Change Should Come From Within
I invited two friends to join a coexistence class with me. It’s for women in the Jewish and Arab sectors in Israel, and is based on learning the techniques of photography. They liked the idea but said they wanted to ask their husbands. “Ask?!!” I exclaimed. “Just tell them you’re taking it!”
The next day they told me the answer is no. One husband would not even leave the door open for discussion, and the other one grinned, and asked, “Why? And what about the kids?” and turned back to the television.
Frustrated, but not wanting to be the cause of a problem between husbands and wives, I dropped the subject.
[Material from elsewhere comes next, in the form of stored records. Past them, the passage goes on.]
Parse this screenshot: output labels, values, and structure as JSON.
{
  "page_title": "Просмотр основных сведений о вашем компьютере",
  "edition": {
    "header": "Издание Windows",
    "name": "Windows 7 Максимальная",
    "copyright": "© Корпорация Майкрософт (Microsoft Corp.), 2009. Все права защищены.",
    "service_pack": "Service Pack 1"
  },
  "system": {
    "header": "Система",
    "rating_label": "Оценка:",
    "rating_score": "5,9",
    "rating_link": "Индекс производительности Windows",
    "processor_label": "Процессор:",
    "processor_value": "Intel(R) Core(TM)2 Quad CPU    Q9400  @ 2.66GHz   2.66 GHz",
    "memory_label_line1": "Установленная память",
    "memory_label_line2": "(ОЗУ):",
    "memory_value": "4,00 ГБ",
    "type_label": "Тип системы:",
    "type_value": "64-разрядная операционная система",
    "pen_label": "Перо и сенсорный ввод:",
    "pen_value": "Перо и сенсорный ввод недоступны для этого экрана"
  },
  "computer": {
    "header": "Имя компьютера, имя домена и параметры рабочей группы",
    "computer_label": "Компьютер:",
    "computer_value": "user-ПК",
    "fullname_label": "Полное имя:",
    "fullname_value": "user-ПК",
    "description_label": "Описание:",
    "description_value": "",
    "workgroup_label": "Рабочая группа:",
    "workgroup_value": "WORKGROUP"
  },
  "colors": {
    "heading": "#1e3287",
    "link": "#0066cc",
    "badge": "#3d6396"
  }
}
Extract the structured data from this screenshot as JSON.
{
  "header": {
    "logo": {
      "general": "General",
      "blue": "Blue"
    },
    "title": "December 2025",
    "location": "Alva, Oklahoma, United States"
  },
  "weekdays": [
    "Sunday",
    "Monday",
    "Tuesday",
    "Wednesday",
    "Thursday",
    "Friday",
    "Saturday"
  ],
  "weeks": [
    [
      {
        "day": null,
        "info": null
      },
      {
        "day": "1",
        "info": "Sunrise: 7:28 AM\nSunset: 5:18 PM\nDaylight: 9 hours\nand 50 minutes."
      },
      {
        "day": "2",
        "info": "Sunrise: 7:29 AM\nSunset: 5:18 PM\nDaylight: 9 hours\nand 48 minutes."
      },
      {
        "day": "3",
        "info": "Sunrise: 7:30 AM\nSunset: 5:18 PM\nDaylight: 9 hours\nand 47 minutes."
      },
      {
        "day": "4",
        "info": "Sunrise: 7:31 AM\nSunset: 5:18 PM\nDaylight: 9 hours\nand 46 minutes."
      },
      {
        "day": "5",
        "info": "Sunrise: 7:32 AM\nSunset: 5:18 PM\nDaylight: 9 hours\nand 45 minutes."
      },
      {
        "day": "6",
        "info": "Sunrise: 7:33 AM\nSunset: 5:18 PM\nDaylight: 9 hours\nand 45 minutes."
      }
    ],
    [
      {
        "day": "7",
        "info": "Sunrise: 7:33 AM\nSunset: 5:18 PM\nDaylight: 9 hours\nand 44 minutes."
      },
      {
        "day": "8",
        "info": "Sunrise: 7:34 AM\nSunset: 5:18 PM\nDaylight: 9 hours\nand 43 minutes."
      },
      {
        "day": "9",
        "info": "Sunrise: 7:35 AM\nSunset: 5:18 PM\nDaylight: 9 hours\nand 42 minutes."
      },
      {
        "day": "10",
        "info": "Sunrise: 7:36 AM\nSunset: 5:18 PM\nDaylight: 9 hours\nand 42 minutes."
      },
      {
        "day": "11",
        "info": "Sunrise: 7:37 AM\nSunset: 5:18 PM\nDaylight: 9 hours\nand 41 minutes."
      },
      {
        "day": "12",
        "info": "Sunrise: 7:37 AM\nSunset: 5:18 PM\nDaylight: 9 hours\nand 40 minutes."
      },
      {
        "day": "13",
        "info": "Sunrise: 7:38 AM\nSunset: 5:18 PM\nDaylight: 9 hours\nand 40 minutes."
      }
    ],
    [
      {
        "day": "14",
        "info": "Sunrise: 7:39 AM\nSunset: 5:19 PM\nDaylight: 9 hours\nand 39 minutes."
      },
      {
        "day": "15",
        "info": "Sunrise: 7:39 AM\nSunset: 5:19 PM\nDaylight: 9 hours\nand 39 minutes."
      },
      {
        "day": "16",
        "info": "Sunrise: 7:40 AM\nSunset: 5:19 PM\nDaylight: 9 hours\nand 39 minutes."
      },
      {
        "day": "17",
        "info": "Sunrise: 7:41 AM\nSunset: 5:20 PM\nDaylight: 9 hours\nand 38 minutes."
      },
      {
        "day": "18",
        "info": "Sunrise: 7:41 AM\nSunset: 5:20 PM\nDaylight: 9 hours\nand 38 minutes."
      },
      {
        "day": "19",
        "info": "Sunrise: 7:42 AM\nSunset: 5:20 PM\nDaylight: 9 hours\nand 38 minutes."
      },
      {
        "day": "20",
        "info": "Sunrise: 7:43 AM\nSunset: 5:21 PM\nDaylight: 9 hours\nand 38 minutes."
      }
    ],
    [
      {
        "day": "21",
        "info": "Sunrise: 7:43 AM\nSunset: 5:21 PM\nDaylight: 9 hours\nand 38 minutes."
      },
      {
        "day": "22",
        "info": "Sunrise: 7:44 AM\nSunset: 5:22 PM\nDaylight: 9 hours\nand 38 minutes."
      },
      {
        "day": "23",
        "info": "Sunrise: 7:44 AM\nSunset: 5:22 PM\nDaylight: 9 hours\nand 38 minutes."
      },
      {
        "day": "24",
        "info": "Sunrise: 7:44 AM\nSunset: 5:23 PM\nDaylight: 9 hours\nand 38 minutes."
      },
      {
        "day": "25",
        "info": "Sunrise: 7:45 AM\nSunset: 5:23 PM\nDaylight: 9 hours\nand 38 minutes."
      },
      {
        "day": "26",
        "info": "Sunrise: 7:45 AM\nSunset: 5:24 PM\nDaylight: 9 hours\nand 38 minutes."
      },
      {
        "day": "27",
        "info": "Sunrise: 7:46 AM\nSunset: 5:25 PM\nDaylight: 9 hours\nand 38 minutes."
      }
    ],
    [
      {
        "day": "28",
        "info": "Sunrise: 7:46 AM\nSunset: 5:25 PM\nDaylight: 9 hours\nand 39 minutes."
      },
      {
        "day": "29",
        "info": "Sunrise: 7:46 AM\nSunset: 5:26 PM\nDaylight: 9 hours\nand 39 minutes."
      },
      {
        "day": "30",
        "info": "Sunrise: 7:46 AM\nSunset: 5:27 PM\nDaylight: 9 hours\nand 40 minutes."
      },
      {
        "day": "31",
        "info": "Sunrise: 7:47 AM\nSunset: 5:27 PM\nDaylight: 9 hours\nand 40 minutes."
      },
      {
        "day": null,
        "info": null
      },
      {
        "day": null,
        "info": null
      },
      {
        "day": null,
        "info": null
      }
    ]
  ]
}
I live with about 40,000 other people in an Arab city in Israel. The town changed rather quickly from being a village to a city, yet it remains a conservative society guided by tradition and religion. Few signs of village life remain. There are many educated men and women, beautiful homes, expensive cars, nargilla/coffee shops (traditionally for men), and many stores, yet few forms of entertainment, especially for women.
My friends do not work. They complain about boredom and the lack of opportunities in the city.
What disturbed me is that my friends are strong women. So why did they let their husbands make that decision for them?
This article does not allow me to discuss in detail the barriers but I believe they are:
POLITICAL - The Arab towns in Israel suffer from discrimination in many forms. The government does not allot as much money to the Arab sector as it does to the Jewish sector, resulting in a lack of facilities and proper services.
SOCIAL - In this close-knit society, no one is spared from curious eyes, and nosy questions. People’s actions are controlled by one question: “What will the neighbors/ the in-laws/ my parents, etc say?”
WOMEN – Sometimes women are their own worst enemies. Could it be that fear of being different stops us from growing? Why do we complain and allow others to control us? Shouldn’t we take the initiative and provide for ourselves?
Political and social barriers are harder to change. So why can’t we start with the easier barrier: women? Women should search for the beauty within themselves by learning and daring to be different.
My friend (mentioned above) - with her husband’s encouragement - and I decided to open a “club” for women. Our goal is to combat boredom by beginning the change slowly by teaching "fun" classes which can open doors for unemployed women. We will begin very small - starting with lessons in soap making, and then move on to other types of classes. We can sell the products and distribute a portion of the money to the Palestinian refugees.
Pulsewire offers many ideas from women who have overcome similar situations. Maybe my ideas will help someone. I might also be to obtain financial aid to help me fund the club.
I believe change should start from within.